START Material supplied

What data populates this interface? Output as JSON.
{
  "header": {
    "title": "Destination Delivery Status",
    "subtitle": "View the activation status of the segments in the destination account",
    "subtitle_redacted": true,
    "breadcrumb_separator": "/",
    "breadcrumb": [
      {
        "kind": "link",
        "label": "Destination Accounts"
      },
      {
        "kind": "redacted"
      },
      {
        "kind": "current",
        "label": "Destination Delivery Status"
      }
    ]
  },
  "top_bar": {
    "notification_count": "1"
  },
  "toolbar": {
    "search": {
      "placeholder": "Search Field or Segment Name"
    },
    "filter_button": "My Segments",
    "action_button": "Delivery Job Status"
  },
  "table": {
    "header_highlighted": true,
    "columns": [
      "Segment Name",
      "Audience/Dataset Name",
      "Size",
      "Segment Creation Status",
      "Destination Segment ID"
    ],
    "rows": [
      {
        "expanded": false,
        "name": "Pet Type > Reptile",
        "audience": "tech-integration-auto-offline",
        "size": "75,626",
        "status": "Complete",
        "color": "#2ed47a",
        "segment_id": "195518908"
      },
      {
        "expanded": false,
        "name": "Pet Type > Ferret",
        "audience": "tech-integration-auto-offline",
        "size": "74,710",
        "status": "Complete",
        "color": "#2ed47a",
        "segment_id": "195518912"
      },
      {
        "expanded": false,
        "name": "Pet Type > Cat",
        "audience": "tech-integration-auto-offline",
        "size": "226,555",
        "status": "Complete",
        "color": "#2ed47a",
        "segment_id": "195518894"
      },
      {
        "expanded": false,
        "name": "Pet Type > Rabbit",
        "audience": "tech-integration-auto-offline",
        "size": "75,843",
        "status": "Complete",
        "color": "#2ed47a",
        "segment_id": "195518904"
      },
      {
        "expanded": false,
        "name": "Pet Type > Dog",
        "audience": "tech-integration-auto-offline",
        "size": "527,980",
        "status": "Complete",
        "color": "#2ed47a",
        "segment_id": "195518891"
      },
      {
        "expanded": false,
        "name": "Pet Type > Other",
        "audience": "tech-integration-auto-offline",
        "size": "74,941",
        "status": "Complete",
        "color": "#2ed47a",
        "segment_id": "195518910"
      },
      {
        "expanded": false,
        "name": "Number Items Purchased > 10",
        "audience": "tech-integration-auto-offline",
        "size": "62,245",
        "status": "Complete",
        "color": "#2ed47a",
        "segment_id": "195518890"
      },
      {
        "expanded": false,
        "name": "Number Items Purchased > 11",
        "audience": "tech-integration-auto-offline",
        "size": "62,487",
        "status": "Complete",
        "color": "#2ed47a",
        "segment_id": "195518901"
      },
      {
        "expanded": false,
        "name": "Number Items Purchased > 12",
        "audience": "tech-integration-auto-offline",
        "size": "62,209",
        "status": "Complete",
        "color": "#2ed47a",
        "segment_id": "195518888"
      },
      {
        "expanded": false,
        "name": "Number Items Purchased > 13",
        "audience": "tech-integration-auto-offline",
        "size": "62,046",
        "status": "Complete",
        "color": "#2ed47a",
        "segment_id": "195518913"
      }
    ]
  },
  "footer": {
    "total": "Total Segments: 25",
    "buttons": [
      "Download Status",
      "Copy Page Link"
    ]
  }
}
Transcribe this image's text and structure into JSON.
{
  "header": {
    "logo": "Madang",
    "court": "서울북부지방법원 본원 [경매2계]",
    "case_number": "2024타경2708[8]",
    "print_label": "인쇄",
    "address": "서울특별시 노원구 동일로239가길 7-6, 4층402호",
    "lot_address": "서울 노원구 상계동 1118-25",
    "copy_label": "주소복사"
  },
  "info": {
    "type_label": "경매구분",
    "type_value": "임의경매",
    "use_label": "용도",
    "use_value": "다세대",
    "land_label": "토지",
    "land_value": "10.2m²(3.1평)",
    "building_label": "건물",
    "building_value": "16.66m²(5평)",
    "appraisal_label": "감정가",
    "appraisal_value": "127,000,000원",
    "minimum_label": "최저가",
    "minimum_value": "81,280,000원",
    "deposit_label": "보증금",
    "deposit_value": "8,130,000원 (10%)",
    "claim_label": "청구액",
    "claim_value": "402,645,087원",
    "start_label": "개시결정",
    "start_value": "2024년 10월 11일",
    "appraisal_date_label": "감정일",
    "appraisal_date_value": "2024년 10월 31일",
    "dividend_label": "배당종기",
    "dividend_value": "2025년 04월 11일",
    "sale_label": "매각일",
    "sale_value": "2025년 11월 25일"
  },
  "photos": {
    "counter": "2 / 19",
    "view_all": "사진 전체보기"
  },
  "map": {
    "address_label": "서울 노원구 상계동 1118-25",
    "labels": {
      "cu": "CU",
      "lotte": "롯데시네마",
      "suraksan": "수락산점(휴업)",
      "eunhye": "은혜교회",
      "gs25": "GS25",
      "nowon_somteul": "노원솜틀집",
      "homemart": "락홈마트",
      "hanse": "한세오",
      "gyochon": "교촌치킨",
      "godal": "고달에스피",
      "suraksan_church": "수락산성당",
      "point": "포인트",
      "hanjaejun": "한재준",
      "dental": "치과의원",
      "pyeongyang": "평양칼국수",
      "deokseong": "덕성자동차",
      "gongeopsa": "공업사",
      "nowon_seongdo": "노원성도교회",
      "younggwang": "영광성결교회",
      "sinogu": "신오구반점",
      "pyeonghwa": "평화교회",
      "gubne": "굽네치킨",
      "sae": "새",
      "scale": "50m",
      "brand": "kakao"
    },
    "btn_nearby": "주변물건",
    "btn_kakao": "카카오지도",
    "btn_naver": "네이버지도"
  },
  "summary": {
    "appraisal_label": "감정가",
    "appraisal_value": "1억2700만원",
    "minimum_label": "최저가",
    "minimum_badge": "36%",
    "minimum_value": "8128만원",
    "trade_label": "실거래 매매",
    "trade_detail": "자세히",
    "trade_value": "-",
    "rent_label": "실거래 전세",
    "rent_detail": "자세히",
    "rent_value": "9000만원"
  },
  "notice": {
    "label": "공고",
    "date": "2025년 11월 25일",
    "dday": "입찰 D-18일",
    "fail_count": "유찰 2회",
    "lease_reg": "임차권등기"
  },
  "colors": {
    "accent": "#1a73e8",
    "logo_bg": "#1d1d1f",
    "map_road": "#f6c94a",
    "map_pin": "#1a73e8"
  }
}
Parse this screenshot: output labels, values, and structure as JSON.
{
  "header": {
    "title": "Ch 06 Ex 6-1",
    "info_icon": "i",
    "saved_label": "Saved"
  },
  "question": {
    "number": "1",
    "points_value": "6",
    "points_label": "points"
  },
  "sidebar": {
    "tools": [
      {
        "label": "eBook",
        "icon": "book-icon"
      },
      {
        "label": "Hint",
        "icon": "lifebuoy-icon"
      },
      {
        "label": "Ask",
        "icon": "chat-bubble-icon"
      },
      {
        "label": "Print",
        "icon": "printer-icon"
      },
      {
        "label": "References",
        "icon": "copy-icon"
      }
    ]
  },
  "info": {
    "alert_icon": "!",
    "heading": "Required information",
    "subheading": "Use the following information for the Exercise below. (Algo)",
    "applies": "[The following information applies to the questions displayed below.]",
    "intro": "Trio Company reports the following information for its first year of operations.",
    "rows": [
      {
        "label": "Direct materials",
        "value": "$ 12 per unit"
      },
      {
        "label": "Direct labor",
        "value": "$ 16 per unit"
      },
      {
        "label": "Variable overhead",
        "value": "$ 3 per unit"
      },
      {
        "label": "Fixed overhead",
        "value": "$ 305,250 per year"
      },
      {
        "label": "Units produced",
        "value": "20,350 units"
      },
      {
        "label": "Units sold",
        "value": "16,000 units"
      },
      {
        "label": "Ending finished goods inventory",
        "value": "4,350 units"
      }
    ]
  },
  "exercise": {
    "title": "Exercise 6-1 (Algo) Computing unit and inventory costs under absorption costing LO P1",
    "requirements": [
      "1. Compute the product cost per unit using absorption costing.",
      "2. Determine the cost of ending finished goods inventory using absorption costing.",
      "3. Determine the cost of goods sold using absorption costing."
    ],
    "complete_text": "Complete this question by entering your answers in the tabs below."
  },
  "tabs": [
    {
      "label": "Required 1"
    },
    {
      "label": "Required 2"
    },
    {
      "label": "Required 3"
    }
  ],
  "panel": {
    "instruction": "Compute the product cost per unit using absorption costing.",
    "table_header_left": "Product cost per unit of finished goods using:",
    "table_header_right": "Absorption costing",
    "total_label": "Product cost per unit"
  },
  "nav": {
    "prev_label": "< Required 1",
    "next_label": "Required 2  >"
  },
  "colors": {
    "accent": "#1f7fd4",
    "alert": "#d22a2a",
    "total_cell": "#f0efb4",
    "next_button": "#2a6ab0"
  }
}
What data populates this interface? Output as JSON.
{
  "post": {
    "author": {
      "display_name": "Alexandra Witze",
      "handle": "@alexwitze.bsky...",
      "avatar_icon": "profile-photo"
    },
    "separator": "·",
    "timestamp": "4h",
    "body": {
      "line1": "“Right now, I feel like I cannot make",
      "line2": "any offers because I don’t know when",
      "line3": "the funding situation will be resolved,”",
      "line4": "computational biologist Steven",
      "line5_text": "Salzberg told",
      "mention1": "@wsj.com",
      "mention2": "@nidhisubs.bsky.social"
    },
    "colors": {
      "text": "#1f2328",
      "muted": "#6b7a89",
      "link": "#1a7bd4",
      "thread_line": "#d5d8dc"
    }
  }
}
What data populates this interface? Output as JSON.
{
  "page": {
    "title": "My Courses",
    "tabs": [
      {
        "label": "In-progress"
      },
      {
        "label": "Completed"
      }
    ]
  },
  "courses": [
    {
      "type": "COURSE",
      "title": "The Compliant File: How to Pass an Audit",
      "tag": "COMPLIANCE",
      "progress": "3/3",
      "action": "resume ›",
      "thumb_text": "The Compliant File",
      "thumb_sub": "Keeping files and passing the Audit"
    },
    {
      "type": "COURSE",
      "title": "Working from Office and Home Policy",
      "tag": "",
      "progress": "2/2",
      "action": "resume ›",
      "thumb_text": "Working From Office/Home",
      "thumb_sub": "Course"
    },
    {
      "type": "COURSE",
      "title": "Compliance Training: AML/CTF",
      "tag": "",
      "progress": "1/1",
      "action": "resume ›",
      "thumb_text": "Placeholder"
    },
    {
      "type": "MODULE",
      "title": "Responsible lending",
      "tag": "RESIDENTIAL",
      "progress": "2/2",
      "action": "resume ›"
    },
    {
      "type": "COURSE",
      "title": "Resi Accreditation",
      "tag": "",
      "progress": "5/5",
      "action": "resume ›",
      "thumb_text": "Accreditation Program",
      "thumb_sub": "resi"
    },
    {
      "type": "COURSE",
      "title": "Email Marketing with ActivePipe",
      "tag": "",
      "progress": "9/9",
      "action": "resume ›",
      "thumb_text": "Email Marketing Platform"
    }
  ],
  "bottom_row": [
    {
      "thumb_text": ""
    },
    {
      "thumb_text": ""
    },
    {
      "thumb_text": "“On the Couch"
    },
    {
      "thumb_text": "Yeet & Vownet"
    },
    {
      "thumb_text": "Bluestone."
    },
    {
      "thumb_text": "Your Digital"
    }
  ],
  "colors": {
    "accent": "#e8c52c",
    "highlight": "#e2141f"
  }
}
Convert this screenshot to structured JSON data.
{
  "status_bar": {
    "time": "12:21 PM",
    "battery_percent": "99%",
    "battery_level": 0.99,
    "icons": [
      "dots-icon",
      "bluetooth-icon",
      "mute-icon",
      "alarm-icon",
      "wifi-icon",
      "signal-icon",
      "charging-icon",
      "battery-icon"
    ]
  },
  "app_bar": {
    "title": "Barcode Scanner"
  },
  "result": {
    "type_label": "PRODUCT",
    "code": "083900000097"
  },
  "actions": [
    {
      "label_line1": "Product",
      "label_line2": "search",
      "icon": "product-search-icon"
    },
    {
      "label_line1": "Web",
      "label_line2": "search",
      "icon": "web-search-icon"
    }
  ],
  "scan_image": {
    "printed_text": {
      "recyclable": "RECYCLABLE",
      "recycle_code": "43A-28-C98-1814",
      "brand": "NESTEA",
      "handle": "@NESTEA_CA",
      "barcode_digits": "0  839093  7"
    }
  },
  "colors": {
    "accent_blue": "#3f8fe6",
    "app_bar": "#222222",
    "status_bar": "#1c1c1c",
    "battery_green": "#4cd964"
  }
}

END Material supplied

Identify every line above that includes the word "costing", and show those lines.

    "title": "Exercise 6-1 (Algo) Computing unit and inventory costs under absorption costing LO P1",
      "1. Compute the product cost per unit using absorption costing.",
      "2. Determine the cost of ending finished goods inventory using absorption costing.",
      "3. Determine the cost of goods sold using absorption costing."
    "instruction": "Compute the product cost per unit using absorption costing.",
    "table_header_right": "Absorption costing",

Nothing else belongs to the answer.